Notes to Ignite the Soul That Opens to a Taste for the Responsibility of Living

Notes from Luigi Giussani’s address at the Novices Retreat of Memores Domini.
Luigi Giussani

“As for you, little child, you shall be called a prophet of God, the Most High.”1 For what has intervened in the life of the people–who already had assimilated inside itself very well, fully, the problem of salvation as the problem of man’s life–happened in order “to make known to His people their salvation through forgiveness of all their sins.”2 When we recite the Benedictus, this communicating, recommunicating to each other, helping each other to carry forward this profound newness of being becomes a daily event.
“As for you, little child, you shall be called a prophet of God, the Most High.” Otherwise, the history of man–built on the history of individuals–and the affirmation of the salvation of man’s life–an affirmation of the sureness that is ultimately the “fabric” of man’s conscience–would be completely abandoned; everything would be sadness, an insurmountable and unexceptionable sadness. “Forgiveness of all their sins”: this “weighs” on the constantly fixed goal of the mystery of our communication with the Divine.
The first aspect of this consideration, of this prophecy of relationship with the Divine, the first aspect is that you, I, every single human being is part of a people: “To make known to His people their salvation.”
The development of these considerations, the perception of all the walls of our fleeting but also eternal reality, is enacted and presented–to anyone who has taken the human journey into consideration–as creating a people: it is sharing the same heart, it is an impulse of decisive foresight. What a great thing this event is, the event of Christ, and the event of “children” who are made prophets of the Most High! And so everything, in them and by them, through them, constructs and constitutes the presence of a people, of a human people, in the justification of errors.
There is a keenness of the Eternal, there is an impulse that the Eternal holds out to the heart of man (not as God did at Meribah, with Israel, at Massah in the desert3). There is something, there is something… here it is that slowly our heart is moved to open our eyes, to open our eyes wide, to make our eyes open wide in front of the inconceivable, inconceivably beautiful, totally good aspect of what God did with Our Lady, what God did with His mother.

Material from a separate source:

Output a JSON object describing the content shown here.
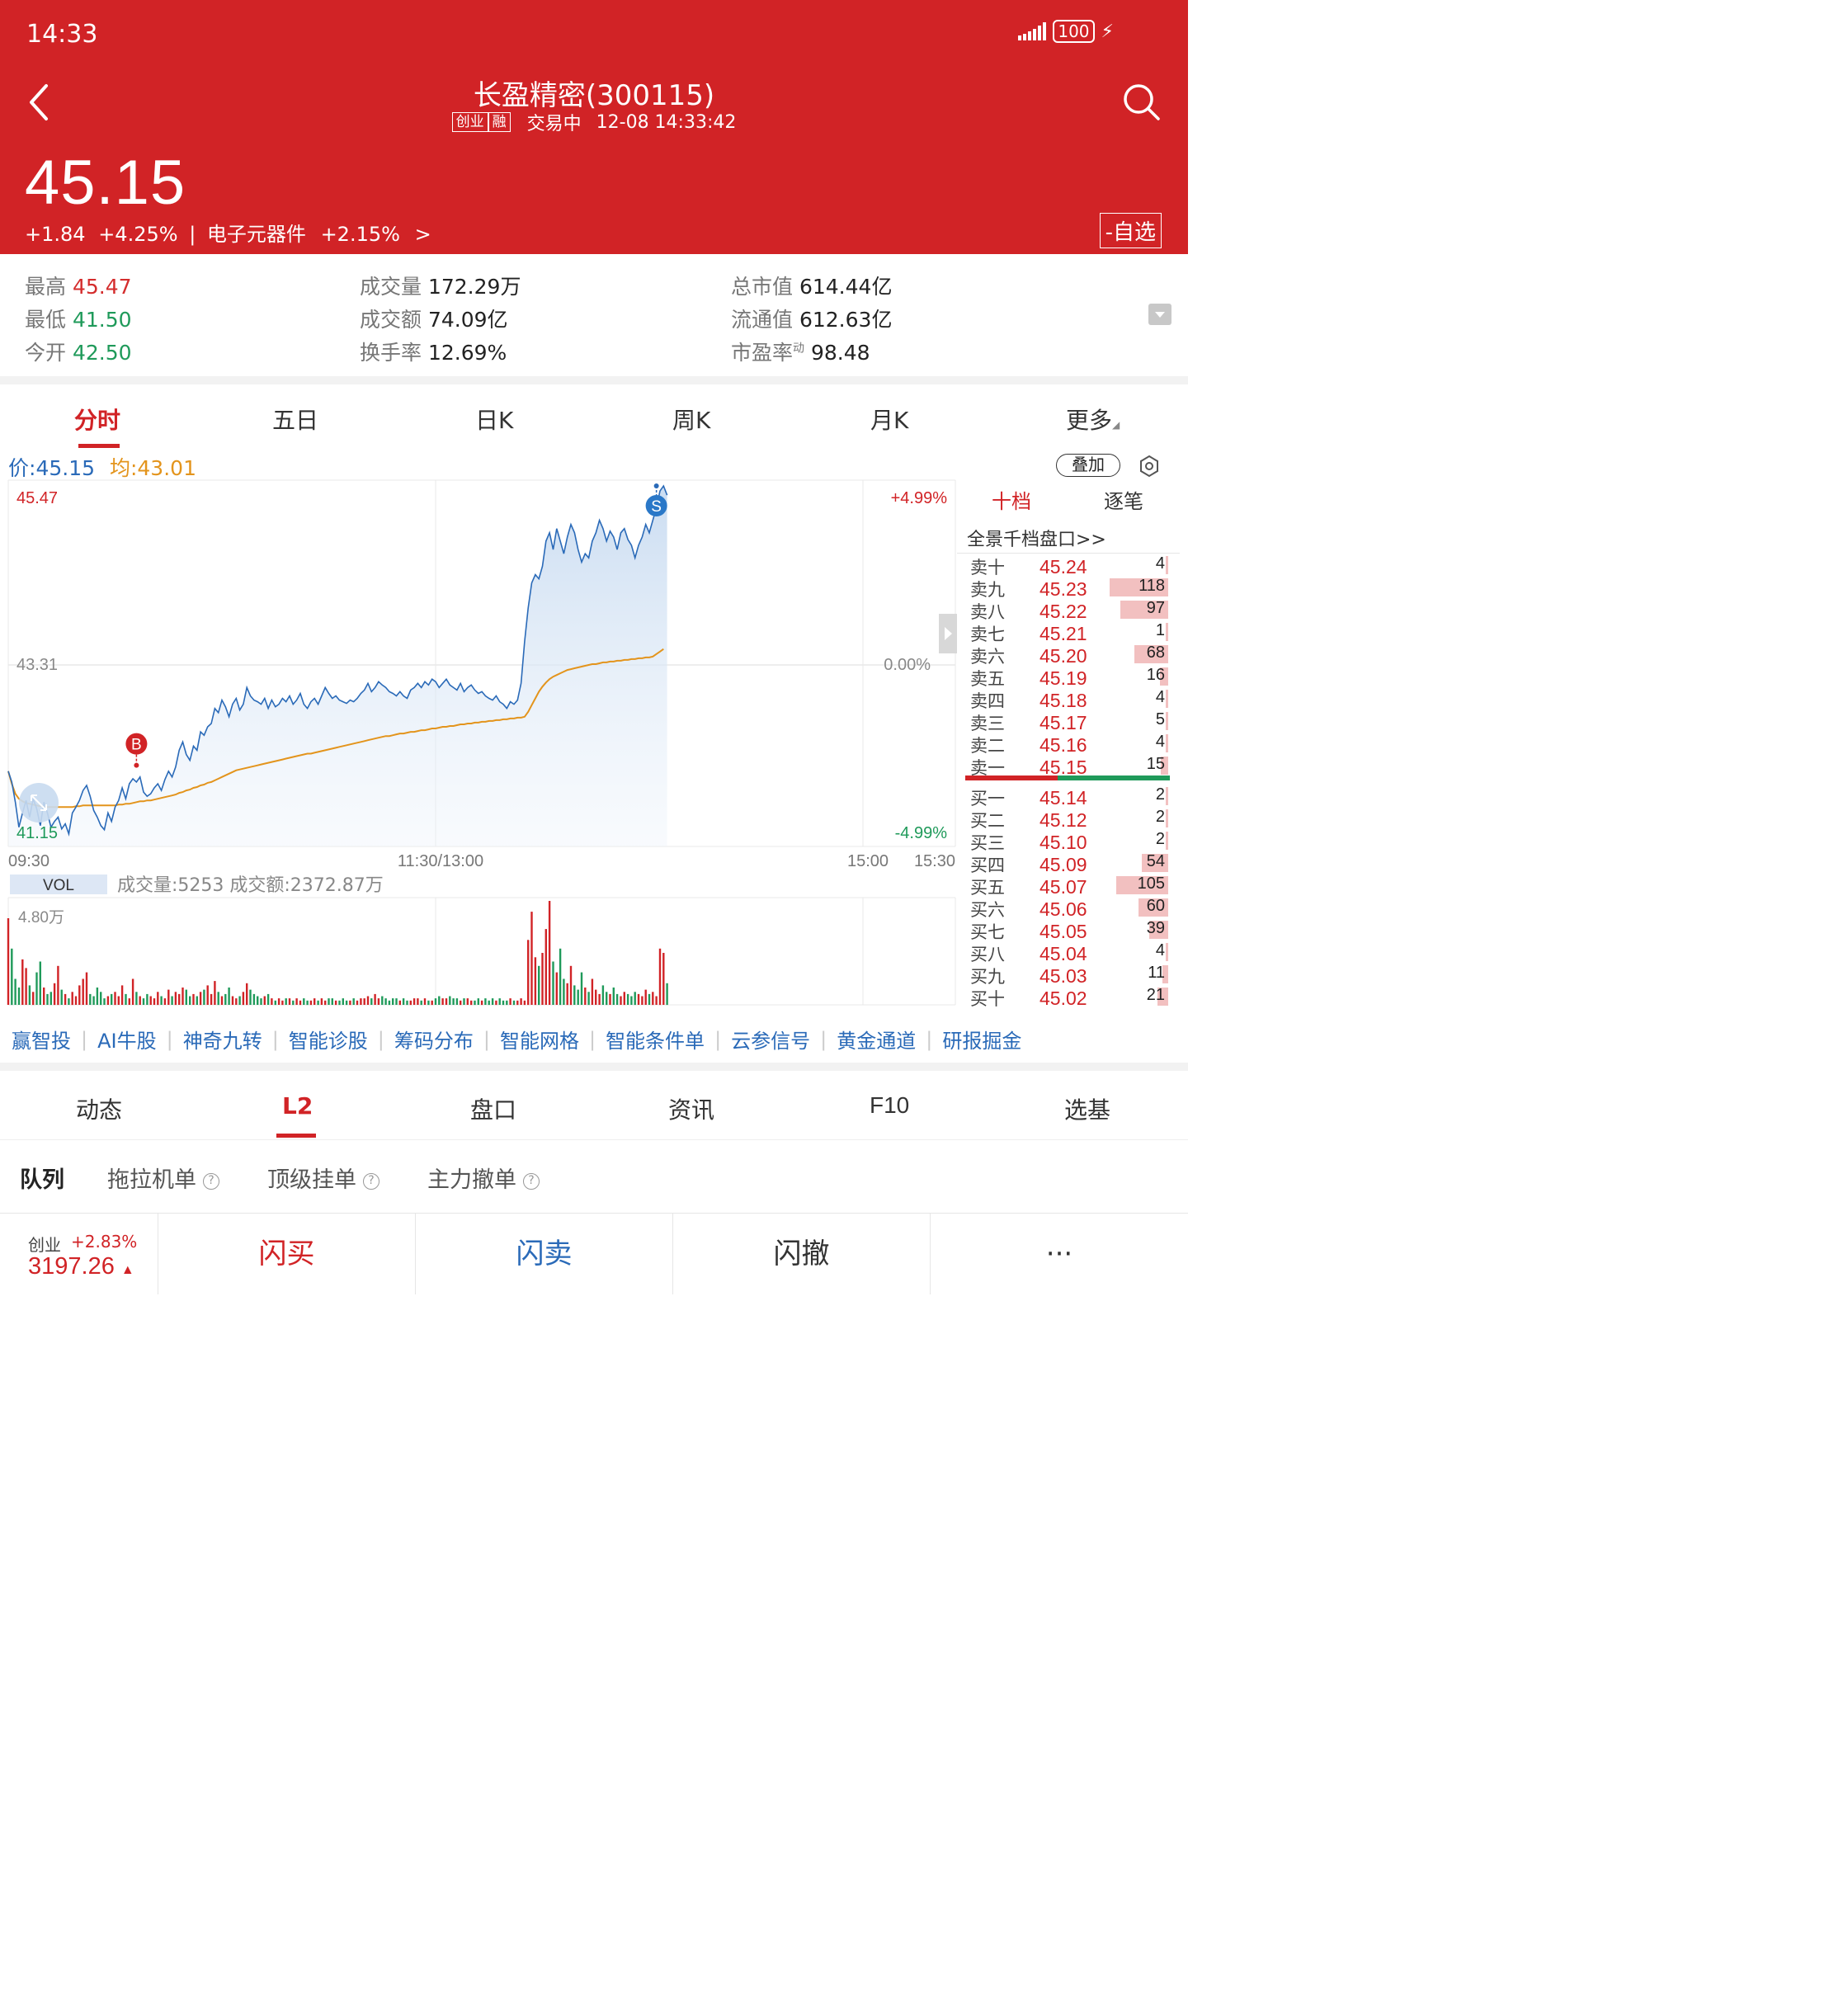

Therefore, when we say the Hail Mary before we eat, at our noon or evening meal, we acknowledge in Our Lady the first vibration of the strings of this musical instrument that is the reality of God for all the angels and for every man who says, “Father, who are in heaven, in the depths of all things…” Our Lady!
“ As for you, little child, you shall be called a prophet of God, the Most High.” Perhaps we have become familiar with the figure of Our Lady as the first-born of everything that happens. It is the figure of Our Lady, it is the reality of Our Lady–of whom it is said that she is the locus of mercy, the locus of pardon and magnificence, the locus of true and magnificent reality4–that pushes on man’s doors in every instant.
“ As for you, little child, [that is to say: I, you] you shall be called a prophet of God, the Most High.” And who is it who takes into consideration any piece whatsoever of my life, every single moment (including the moment when frailty or malice, penetrating into the innards of time of my history, was still not able to impede the announcement of His Presence: “As for you, little child, you shall be called a prophet of God, the Most High”)? This creature, this woman! A woman who walks 70 miles of road to go see her cousin, St Elizabeth.
Let us entreat this mother, then, because this is how the great Designer of the world made her. As time passes, let us not raise objections, let us not try to hinder our relationship with her figure, her reality, her reality present in the mystery of things, present in the heart of being in action! Veni Sante Spiritus, veni per Mariam: let us surrender with serenity, with the certainty of Moses, and before Moses, of Abraham, and of the sons of God who were born of man. Devotion to Our Lady must take away, can take away, every fear and every irritation of hastiness.
In the Benedictus every day, let us remember this woman’s invading–invasive and invading–and great part, so great and so valuable that for “anyone who seeks grace” and does not stop to invoke her, “his desire” would be futile, like one who tried to “fly without wings.”5 That is to say, “You are the wings of my heart.”
Thank you for this opportunity.